That won’t be easy. Negotiations with Europe will be difficult; achieving all the promises of the “leave” campaign all but impossible. Indeed, May’s negotiators have made such uninspiring progress that some pundits are speculating the prime minister secretly intended the negotiations to fail so she could avoid Brexit altogether.
The opposition Labour Party is even more divided. Earlier this month, embattled leader Jeremy Corbyn beat off an attempt to oust him by centrist parliamentarians and their supporters. The party must now resolve its own potentially catastrophic internal divisions to have any chance of winning the next election.
Many of the party’s most senior members are still considering whether to rejoin its front bench – some have explicitly ruled it out, saying they lack confidence in Corbyn’s ability to win an election. That may yet prove a self-fulfilling prophecy – but the spike in new membership has also brought with it much-needed new blood and ideas.
Britain is a relatively conservative country, and the opinion polls suggest it will be an uphill struggle for Labour. The platform it unveiled at the end of its own conference last week needs further definition and is arguably well to the left of what the electorate might want. The party looks unlikely to win without regaining its reputation for economic competence, and a proposed 500 billion pound national investment strategy still looks ill-defined.
Immigration is now perhaps the defining issue in British politics. Corbyn has made it clear he will not be following May down the path of pushing for tighter controls. Still, the Labour Party will need to refine where it stands – its welfare state program has benefited from migrant workers, but new arrivals have also seriously stretched its resources.
In reality, the Labour Party may be at the beginning rather than the end of the next stage of its change. Corbyn might have done more than any other recent opposition leader to shift the center ground of British politics, but he is also 67. Even if he does contest the next election, ambitious politicians are already jostling to be his replacement.
Many are more centrist. Even one of the most prominent potential challengers from the party’s left-wing, shadow Defense Secretary Clive Lewis, is a different and much more potentially electable prospect – a mixed-race former Army Reserve officer. A rebuilt Labour Party could pose a real challenge – particularly if the Conservatives make a hash of Brexit.
Even without Brexit, Britain has a lot that needs fixing. Economic inequality has risen dramatically, particularly since David Cameron took power in 2010. North of the border, enthusiasm for Scottish independence remains significant – although probably still too limited to win another referendum. In England, the third-party Liberal Democrats are hoping to attract diehard EU supporters to their cause while the Green Party is doing what it can to differentiate itself from the now more left-wing Labour.
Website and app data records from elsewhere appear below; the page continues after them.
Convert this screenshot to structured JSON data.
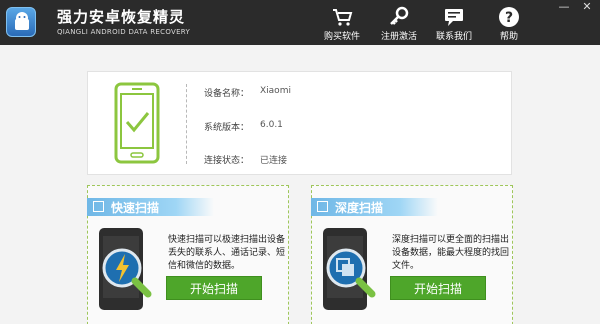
{
  "app": {
    "title": "强力安卓恢复精灵",
    "subtitle": "QIANGLI ANDROID DATA RECOVERY"
  },
  "toolbar": {
    "buy": "购买软件",
    "register": "注册激活",
    "contact": "联系我们",
    "help": "帮助"
  },
  "window": {
    "minimize": "—",
    "close": "✕"
  },
  "device": {
    "name_label": "设备名称：",
    "name_value": "Xiaomi",
    "version_label": "系统版本：",
    "version_value": "6.0.1",
    "status_label": "连接状态：",
    "status_value": "已连接"
  },
  "quick_scan": {
    "title": "快速扫描",
    "desc": "快速扫描可以极速扫描出设备丢失的联系人、通话记录、短信和微信的数据。",
    "button": "开始扫描"
  },
  "deep_scan": {
    "title": "深度扫描",
    "desc": "深度扫描可以更全面的扫描出设备数据，能最大程度的找回文件。",
    "button": "开始扫描"
  },
  "colors": {
    "accent_green": "#4ea62a",
    "header_blue": "#6fb7e6",
    "titlebar": "#2b2b2b"
  }
}
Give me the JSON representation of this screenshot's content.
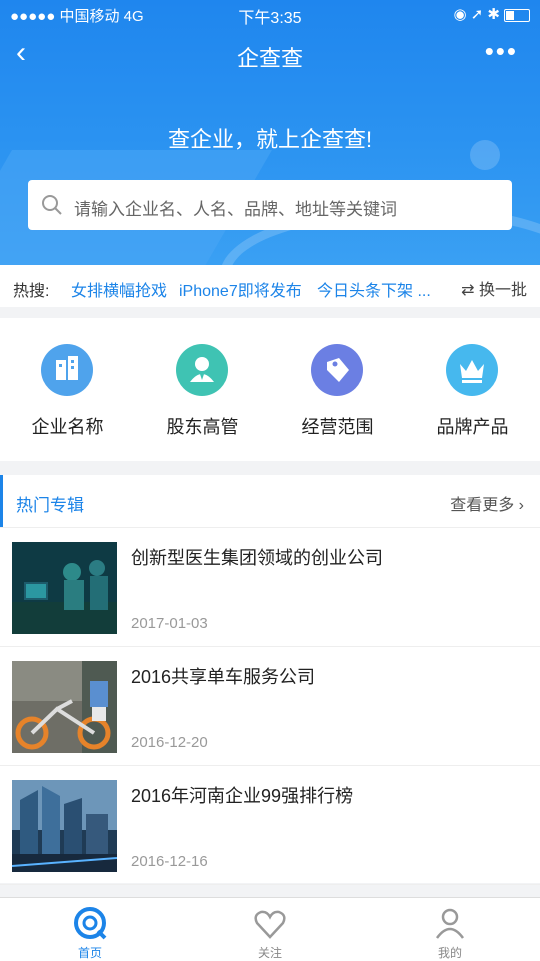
{
  "status": {
    "signal": "●●●●● 中国移动  4G",
    "time": "下午3:35",
    "right_icons": "◉ ➚ ✱"
  },
  "nav": {
    "back": "‹",
    "title": "企查查",
    "more": "•••"
  },
  "hero": {
    "slogan": "查企业，就上企查查!"
  },
  "search": {
    "placeholder": "请输入企业名、人名、品牌、地址等关键词"
  },
  "hot": {
    "label": "热搜:",
    "keywords": [
      "女排横幅抢戏",
      "iPhone7即将发布",
      "今日头条下架 ..."
    ],
    "swap": "⇄ 换一批"
  },
  "categories": [
    {
      "label": "企业名称",
      "icon": "building-icon",
      "color": "#4fa3ec"
    },
    {
      "label": "股东高管",
      "icon": "person-icon",
      "color": "#3fc3b3"
    },
    {
      "label": "经营范围",
      "icon": "tag-icon",
      "color": "#6b7fe3"
    },
    {
      "label": "品牌产品",
      "icon": "crown-icon",
      "color": "#46b8ee"
    }
  ],
  "topics": {
    "title": "热门专辑",
    "more": "查看更多 ›",
    "items": [
      {
        "title": "创新型医生集团领域的创业公司",
        "date": "2017-01-03"
      },
      {
        "title": "2016共享单车服务公司",
        "date": "2016-12-20"
      },
      {
        "title": "2016年河南企业99强排行榜",
        "date": "2016-12-16"
      }
    ]
  },
  "tabs": [
    {
      "label": "首页",
      "icon": "home-q-icon"
    },
    {
      "label": "关注",
      "icon": "follow-icon"
    },
    {
      "label": "我的",
      "icon": "profile-icon"
    }
  ],
  "colors": {
    "primary": "#1c84e8",
    "header_bg": "#1f86ee"
  }
}
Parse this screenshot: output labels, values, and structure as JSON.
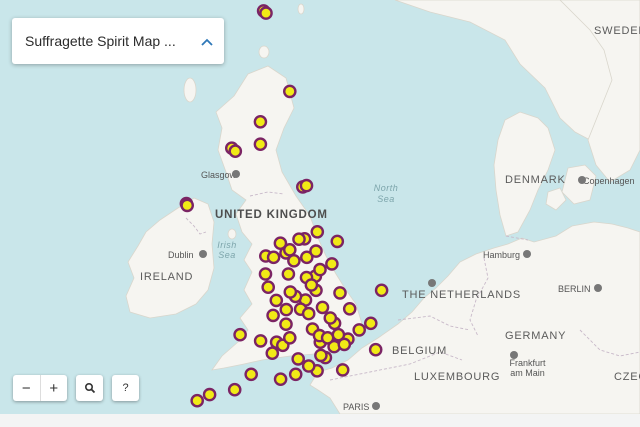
{
  "title_panel": {
    "title": "Suffragette Spirit Map ...",
    "toggle_icon": "chevron-up-icon"
  },
  "controls": {
    "zoom_out": "−",
    "zoom_in": "+",
    "search_icon": "search-icon",
    "help": "?"
  },
  "labels": {
    "united_kingdom": "UNITED KINGDOM",
    "ireland": "IRELAND",
    "denmark": "DENMARK",
    "sweden": "SWEDEN",
    "netherlands": "THE NETHERLANDS",
    "belgium": "BELGIUM",
    "germany": "GERMANY",
    "luxembourg": "LUXEMBOURG",
    "czech": "CZEC",
    "glasgow": "Glasgow",
    "dublin": "Dublin",
    "hamburg": "Hamburg",
    "berlin": "BERLIN",
    "copenhagen": "Copenhagen",
    "frankfurt": "Frankfurt am Main",
    "paris": "PARIS",
    "north_sea": "North Sea",
    "irish_sea": "Irish Sea"
  },
  "marker_style": {
    "fill": "#f1ea16",
    "stroke": "#7b2464"
  },
  "markers": [
    {
      "lon": -3.07,
      "lat": 58.98
    },
    {
      "lon": -2.98,
      "lat": 58.93
    },
    {
      "lon": -2.1,
      "lat": 57.15
    },
    {
      "lon": -3.19,
      "lat": 56.46
    },
    {
      "lon": -3.19,
      "lat": 55.95
    },
    {
      "lon": -4.25,
      "lat": 55.86
    },
    {
      "lon": -4.12,
      "lat": 55.79
    },
    {
      "lon": -1.62,
      "lat": 54.98
    },
    {
      "lon": -1.48,
      "lat": 55.01
    },
    {
      "lon": -5.93,
      "lat": 54.6
    },
    {
      "lon": -5.9,
      "lat": 54.56
    },
    {
      "lon": -2.99,
      "lat": 53.41
    },
    {
      "lon": -2.7,
      "lat": 53.38
    },
    {
      "lon": -2.24,
      "lat": 53.48
    },
    {
      "lon": -2.1,
      "lat": 53.55
    },
    {
      "lon": -1.55,
      "lat": 53.8
    },
    {
      "lon": -1.76,
      "lat": 53.79
    },
    {
      "lon": -1.47,
      "lat": 53.38
    },
    {
      "lon": -1.13,
      "lat": 53.52
    },
    {
      "lon": -0.34,
      "lat": 53.74
    },
    {
      "lon": -1.08,
      "lat": 53.96
    },
    {
      "lon": -2.15,
      "lat": 53.0
    },
    {
      "lon": -1.15,
      "lat": 52.95
    },
    {
      "lon": -0.54,
      "lat": 53.23
    },
    {
      "lon": -1.48,
      "lat": 52.92
    },
    {
      "lon": -1.13,
      "lat": 52.63
    },
    {
      "lon": -1.52,
      "lat": 52.41
    },
    {
      "lon": -1.89,
      "lat": 52.49
    },
    {
      "lon": -2.08,
      "lat": 52.59
    },
    {
      "lon": -2.23,
      "lat": 52.19
    },
    {
      "lon": -2.72,
      "lat": 52.06
    },
    {
      "lon": -0.89,
      "lat": 52.24
    },
    {
      "lon": 0.12,
      "lat": 52.21
    },
    {
      "lon": 1.3,
      "lat": 52.63
    },
    {
      "lon": -0.24,
      "lat": 52.57
    },
    {
      "lon": -1.26,
      "lat": 51.75
    },
    {
      "lon": -2.24,
      "lat": 51.86
    },
    {
      "lon": -2.59,
      "lat": 51.45
    },
    {
      "lon": -2.36,
      "lat": 51.38
    },
    {
      "lon": -3.18,
      "lat": 51.48
    },
    {
      "lon": -3.94,
      "lat": 51.62
    },
    {
      "lon": -0.97,
      "lat": 51.45
    },
    {
      "lon": -0.12,
      "lat": 51.51
    },
    {
      "lon": -0.19,
      "lat": 51.45
    },
    {
      "lon": 0.05,
      "lat": 51.52
    },
    {
      "lon": -0.3,
      "lat": 51.62
    },
    {
      "lon": 0.47,
      "lat": 51.73
    },
    {
      "lon": 1.08,
      "lat": 51.28
    },
    {
      "lon": -0.14,
      "lat": 50.82
    },
    {
      "lon": -1.09,
      "lat": 50.8
    },
    {
      "lon": -1.4,
      "lat": 50.91
    },
    {
      "lon": -1.88,
      "lat": 50.72
    },
    {
      "lon": -3.53,
      "lat": 50.72
    },
    {
      "lon": -4.14,
      "lat": 50.37
    },
    {
      "lon": -5.07,
      "lat": 50.26
    },
    {
      "lon": -5.53,
      "lat": 50.12
    },
    {
      "lon": -1.79,
      "lat": 51.07
    },
    {
      "lon": -2.44,
      "lat": 50.61
    },
    {
      "lon": -0.78,
      "lat": 51.1
    },
    {
      "lon": -0.46,
      "lat": 51.35
    },
    {
      "lon": -0.08,
      "lat": 51.4
    },
    {
      "lon": -3.0,
      "lat": 53.0
    },
    {
      "lon": -2.9,
      "lat": 52.7
    },
    {
      "lon": -0.44,
      "lat": 51.88
    },
    {
      "lon": 0.9,
      "lat": 51.88
    },
    {
      "lon": -0.6,
      "lat": 52.0
    },
    {
      "lon": -1.7,
      "lat": 52.2
    },
    {
      "lon": -2.6,
      "lat": 52.4
    },
    {
      "lon": -1.4,
      "lat": 52.1
    },
    {
      "lon": -1.95,
      "lat": 53.3
    },
    {
      "lon": -0.98,
      "lat": 53.1
    },
    {
      "lon": -1.3,
      "lat": 52.75
    },
    {
      "lon": -2.45,
      "lat": 53.7
    },
    {
      "lon": -1.0,
      "lat": 51.6
    },
    {
      "lon": -0.7,
      "lat": 51.55
    },
    {
      "lon": -0.95,
      "lat": 51.15
    },
    {
      "lon": -2.75,
      "lat": 51.2
    },
    {
      "lon": -2.1,
      "lat": 51.55
    }
  ]
}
Then there is the UK Independence Party, a powerful force in the referendum campaign which must redefine whether it serves any purpose at all. If Brexit is a disaster, it may well take the blame.
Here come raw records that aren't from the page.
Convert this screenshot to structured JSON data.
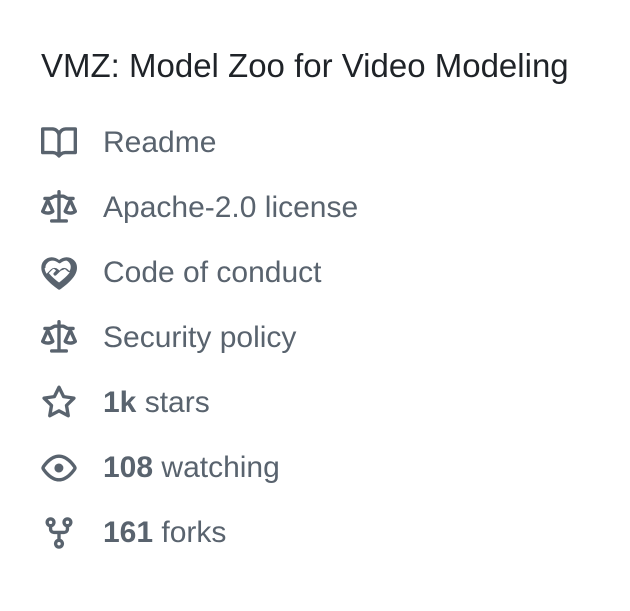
{
  "about": {
    "description": "VMZ: Model Zoo for Video Modeling"
  },
  "links": [
    {
      "icon": "book-icon",
      "label": "Readme"
    },
    {
      "icon": "law-icon",
      "label": "Apache-2.0 license"
    },
    {
      "icon": "code-of-conduct-icon",
      "label": "Code of conduct"
    },
    {
      "icon": "law-icon",
      "label": "Security policy"
    }
  ],
  "stats": [
    {
      "icon": "star-icon",
      "count": "1k",
      "label": " stars"
    },
    {
      "icon": "eye-icon",
      "count": "108",
      "label": " watching"
    },
    {
      "icon": "repo-forked-icon",
      "count": "161",
      "label": " forks"
    }
  ]
}
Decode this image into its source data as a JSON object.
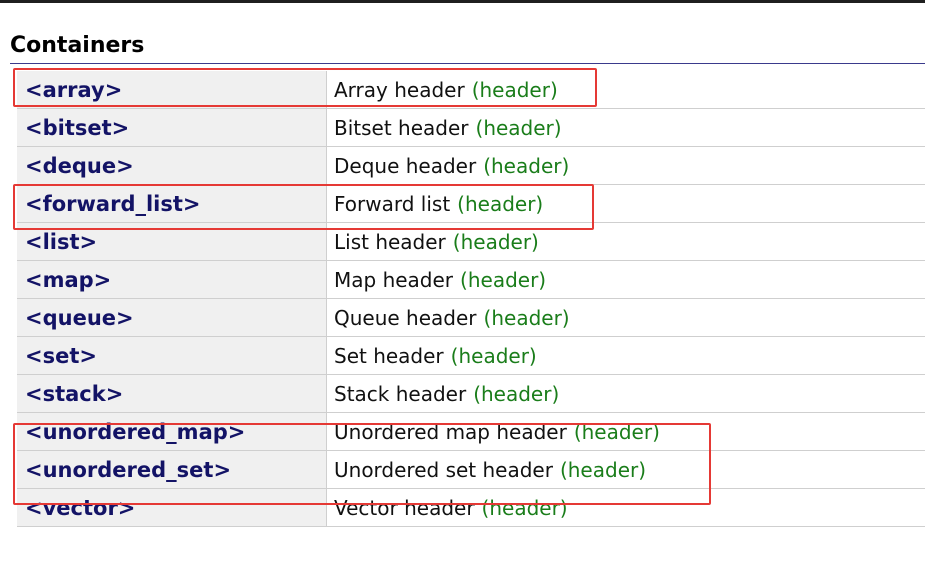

What is striking, though, is just how healthy British politics actually look compared to so many of its counterparts. While the far right rises in Europe and Trump and Clinton face-off in the most depressing U.S. election in years, Britain may yet be seeing a resurgence of a potentially vibrant form of politics.
Peter Apps is Reuters global affairs columnist, writing on international affairs, globalization, conflict and other issues. He is founder and executive director of the Project for Study of the 21st Century; PS21, a non-national, non-partisan, non-ideological think tank in London, New York and Washington. Before that, he spent 12 years as a reporter for Reuters covering defense, political risk and emerging markets. Since 2016, he has been a member of the British Army Reserve and the UK Labour Party. @pete_apps
The views expressed in this article are not those of Reuters News.